Dr. Dmitry Kovpak, psychotherapist, physician and specialist in the treatment of depression and phobias at the Moscow Institute of Psychoanalysis, says maintaining a regimented schedule - including strict observance of sleep, work and rest periods, is important to maintaining proper emotional balance during a prolonged period of self-isolation. At the same time, he warns against treating the lockdown like a prolonged holiday or party, or abusing alcohol during quarantine, suggesting that doing so will only upset one's psycho-emotional balance.
“As advised by the captains of submarines, standards must be followed. The daily routine is the thing that helps submariners, helps keep them calm and preserves their hope for the future. What’s more, this ‘hope’ effect is important to maintaining physical health as well. So long as there are no vaccines or medicines [to treat coronavirus], our peace of mind, our psychological balance is the main weapon we have. They are what will help support our immune system,” Kovpak said in an interview.
Svetlana Shtukareva, the director of the Moscow Institute of Psychoanalysis’s Higher School of Logotherapy, agrees, and says that even though it may be difficult for the human psyche to accept the restrictions, individuals who see opportunities, and not just challenges, in the self-isolation measures will have a better chance to survive the crisis with their mental health intact.
“Viktor Frankl, an Austrian psychologist and prisoner of Nazi concentration camps, spoke of a phenomenon known as ‘Sunday neurosis’,” Shtukareva recalls. Frankl described the phenomenon as “that kind of depression which afflicts people who become aware of the lack of content in their lives when the rush of the busy week is over and the void within themselves becomes manifest.”
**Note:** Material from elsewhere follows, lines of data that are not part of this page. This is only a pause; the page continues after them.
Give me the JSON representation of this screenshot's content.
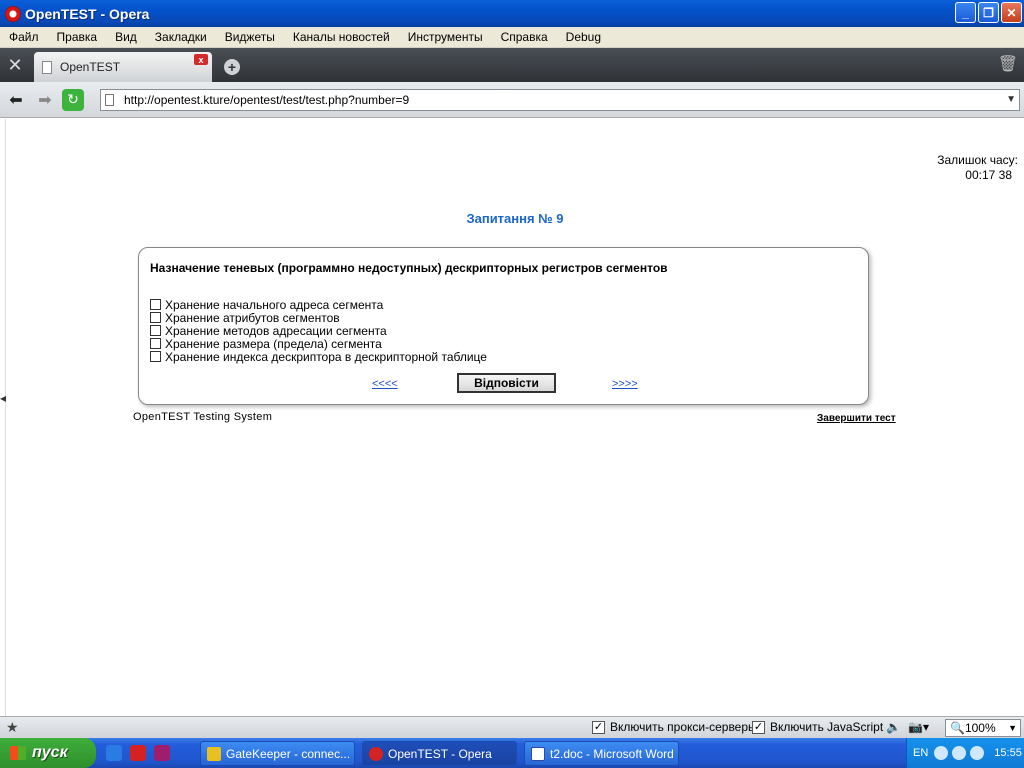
{
  "window": {
    "title": "OpenTEST - Opera"
  },
  "menu": [
    "Файл",
    "Правка",
    "Вид",
    "Закладки",
    "Виджеты",
    "Каналы новостей",
    "Инструменты",
    "Справка",
    "Debug"
  ],
  "tab": {
    "label": "OpenTEST"
  },
  "address": {
    "url": "http://opentest.kture/opentest/test/test.php?number=9"
  },
  "page": {
    "timer_label": "Залишок часу:",
    "timer_value": "00:17 38",
    "question_title": "Запитання № 9",
    "question_text": "Назначение теневых (программно недоступных) дескрипторных регистров сегментов",
    "options": [
      "Хранение начального адреса сегмента",
      "Хранение атрибутов сегментов",
      "Хранение методов адресации сегмента",
      "Хранение размера (предела) сегмента",
      "Хранение индекса дескриптора в дескрипторной таблице"
    ],
    "prev_link": "<<<<",
    "next_link": ">>>>",
    "answer_button": "Відповісти",
    "footer_left": "OpenTEST Testing System",
    "footer_right": "Завершити тест"
  },
  "statusbar": {
    "proxy_label": "Включить прокси-серверы",
    "proxy_checked": true,
    "js_label": "Включить JavaScript",
    "js_checked": true,
    "zoom": "100%"
  },
  "taskbar": {
    "start": "пуск",
    "tasks": [
      "GateKeeper - connec...",
      "OpenTEST - Opera",
      "t2.doc - Microsoft Word"
    ],
    "lang": "EN",
    "clock": "15:55"
  },
  "colors": {
    "question_title": "#1a66cc",
    "link": "#1a4fcc",
    "titlebar": "#0a5fd8"
  },
  "icons": [
    "opera-icon",
    "minimize-icon",
    "maximize-icon",
    "close-icon",
    "tools-icon",
    "page-icon",
    "tab-close-icon",
    "new-tab-icon",
    "trash-icon",
    "back-icon",
    "forward-icon",
    "reload-icon",
    "star-icon"
  ]
}
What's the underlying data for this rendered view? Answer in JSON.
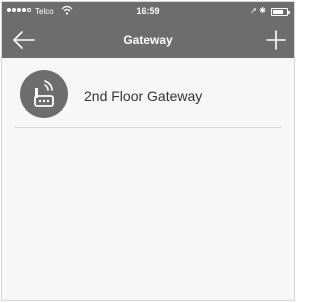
{
  "status_bar": {
    "carrier": "Telco",
    "time": "16:59",
    "location_icon": "location-arrow-icon",
    "bluetooth_icon": "bluetooth-icon",
    "battery_level": 0.8
  },
  "nav_bar": {
    "title": "Gateway",
    "back_icon": "back-arrow-icon",
    "add_icon": "plus-icon"
  },
  "gateways": [
    {
      "name": "2nd Floor Gateway",
      "icon": "router-wifi-icon"
    }
  ],
  "colors": {
    "header": "#6d6d6d",
    "background": "#f7f7f7",
    "text": "#333333"
  }
}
“The best indicator of the extent of meaning you have in your life is shown by how easily you endure your weekend,” Shtukareva notes. The same applies to the current circumstances and the lockdown. “If self-isolation causes you suffering, it is an indication that your life was not complete. So quarantine is an opportunity to recall important matters and people in your life whom you may have previously postponed ‘for later.’ Recognize that this ‘later’ has come about,” she recommends.
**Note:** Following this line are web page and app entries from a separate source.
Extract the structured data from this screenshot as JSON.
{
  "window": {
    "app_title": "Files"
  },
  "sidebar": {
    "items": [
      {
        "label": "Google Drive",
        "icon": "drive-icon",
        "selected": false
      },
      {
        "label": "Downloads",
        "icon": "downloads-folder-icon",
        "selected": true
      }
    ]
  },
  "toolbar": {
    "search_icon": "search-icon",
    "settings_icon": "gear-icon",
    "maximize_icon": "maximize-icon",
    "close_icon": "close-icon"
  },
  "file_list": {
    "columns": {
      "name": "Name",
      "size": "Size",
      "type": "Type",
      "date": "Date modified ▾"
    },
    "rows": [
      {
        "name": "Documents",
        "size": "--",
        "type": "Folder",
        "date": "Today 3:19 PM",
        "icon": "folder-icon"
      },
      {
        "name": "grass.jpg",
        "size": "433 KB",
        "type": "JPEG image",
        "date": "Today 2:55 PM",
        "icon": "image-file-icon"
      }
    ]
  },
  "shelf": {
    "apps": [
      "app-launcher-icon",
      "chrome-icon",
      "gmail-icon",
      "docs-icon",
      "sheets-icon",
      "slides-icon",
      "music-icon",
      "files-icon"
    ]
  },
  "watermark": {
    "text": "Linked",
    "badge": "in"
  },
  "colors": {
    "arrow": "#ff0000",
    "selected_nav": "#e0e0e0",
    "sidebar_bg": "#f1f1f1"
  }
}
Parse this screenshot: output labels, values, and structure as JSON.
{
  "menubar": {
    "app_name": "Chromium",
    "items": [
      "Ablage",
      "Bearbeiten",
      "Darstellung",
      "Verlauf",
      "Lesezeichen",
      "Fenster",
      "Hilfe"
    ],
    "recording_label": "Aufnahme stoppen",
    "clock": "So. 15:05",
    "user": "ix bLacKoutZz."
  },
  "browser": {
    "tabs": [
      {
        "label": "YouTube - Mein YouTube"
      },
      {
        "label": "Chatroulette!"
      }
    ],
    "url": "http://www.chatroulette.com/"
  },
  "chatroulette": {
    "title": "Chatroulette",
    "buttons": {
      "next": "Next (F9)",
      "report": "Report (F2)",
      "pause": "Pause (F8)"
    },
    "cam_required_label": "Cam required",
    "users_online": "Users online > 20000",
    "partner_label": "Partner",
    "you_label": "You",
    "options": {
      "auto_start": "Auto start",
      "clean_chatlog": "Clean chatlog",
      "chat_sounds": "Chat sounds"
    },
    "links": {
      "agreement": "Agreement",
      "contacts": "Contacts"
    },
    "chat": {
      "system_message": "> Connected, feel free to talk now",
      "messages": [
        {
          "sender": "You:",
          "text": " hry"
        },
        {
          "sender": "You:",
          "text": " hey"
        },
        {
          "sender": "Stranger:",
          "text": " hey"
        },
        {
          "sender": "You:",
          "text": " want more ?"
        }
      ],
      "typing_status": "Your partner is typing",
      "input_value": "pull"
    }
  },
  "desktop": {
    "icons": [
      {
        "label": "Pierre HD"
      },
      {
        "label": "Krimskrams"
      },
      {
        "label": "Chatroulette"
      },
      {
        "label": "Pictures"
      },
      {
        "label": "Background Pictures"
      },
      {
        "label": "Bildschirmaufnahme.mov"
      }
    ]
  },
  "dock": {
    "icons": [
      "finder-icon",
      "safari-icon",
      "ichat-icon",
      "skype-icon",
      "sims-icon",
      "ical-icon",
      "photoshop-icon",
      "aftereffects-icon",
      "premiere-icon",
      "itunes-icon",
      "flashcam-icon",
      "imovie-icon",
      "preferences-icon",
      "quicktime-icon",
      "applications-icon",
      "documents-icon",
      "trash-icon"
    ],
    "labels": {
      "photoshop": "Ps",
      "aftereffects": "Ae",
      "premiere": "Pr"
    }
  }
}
Last week, AFP reported that over 3.9 billion people, or roughly half of the world’s population, have been asked or ordered to stay at home by their governments to try to help slow the spread of COVID-19. According to the news agency, over 90 nations around the world have introduced some kind of mandatory or recommended self-confinement, curfew and quarantine measures.
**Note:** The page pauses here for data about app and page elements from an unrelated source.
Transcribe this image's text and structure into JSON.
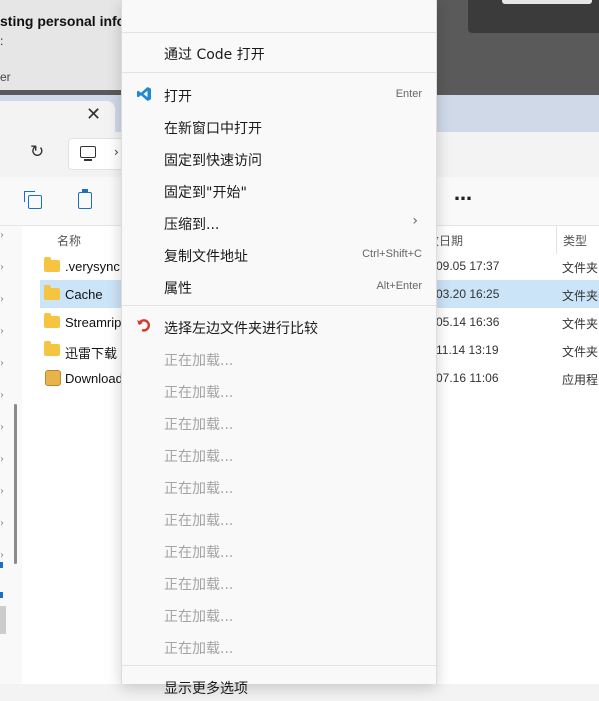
{
  "background": {
    "text_line1": "sting personal info",
    "text_line2": ":",
    "text_line3": "er"
  },
  "explorer": {
    "tab_close_glyph": "✕",
    "toolbar_more_glyph": "…",
    "columns": {
      "name": "名称",
      "date": "改日期",
      "type": "类型"
    },
    "files": [
      {
        "name": ".verysync",
        "date": "09.05 17:37",
        "type": "文件夹",
        "icon": "folder-icon",
        "selected": false
      },
      {
        "name": "Cache",
        "date": "03.20 16:25",
        "type": "文件夹",
        "icon": "folder-icon",
        "selected": true
      },
      {
        "name": "Streamrip",
        "date": "05.14 16:36",
        "type": "文件夹",
        "icon": "folder-icon",
        "selected": false
      },
      {
        "name": "迅雷下载",
        "date": "11.14 13:19",
        "type": "文件夹",
        "icon": "folder-icon",
        "selected": false
      },
      {
        "name": "Download",
        "date": "07.16 11:06",
        "type": "应用程",
        "icon": "app-icon",
        "selected": false
      }
    ]
  },
  "menu": {
    "open_with_code": "通过 Code 打开",
    "items": [
      {
        "label": "打开",
        "shortcut": "Enter",
        "icon": "vscode-icon"
      },
      {
        "label": "在新窗口中打开",
        "shortcut": ""
      },
      {
        "label": "固定到快速访问",
        "shortcut": ""
      },
      {
        "label": "固定到\"开始\"",
        "shortcut": ""
      },
      {
        "label": "压缩到...",
        "shortcut": "",
        "submenu": true
      },
      {
        "label": "复制文件地址",
        "shortcut": "Ctrl+Shift+C"
      },
      {
        "label": "属性",
        "shortcut": "Alt+Enter"
      }
    ],
    "compare_label": "选择左边文件夹进行比较",
    "loading_label": "正在加载...",
    "loading_count": 10,
    "show_more": "显示更多选项"
  },
  "colors": {
    "accent": "#1a6fc9",
    "selection": "#cce4f7",
    "disabled_text": "#a3a3a3"
  }
}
Since emerging in Wuhan, China in late 2019, the novel coronavirus has gone on to spread to virtually every country in the world, with the World Health Organization reporting over 1.7 million confirmed cases and more than 103,000 fatalities associated with the virus. In addition to the health crisis, the pandemic has caused an economic catastrophe which the International Monetary Fund estimates is the worst since the 1930s Great Depression.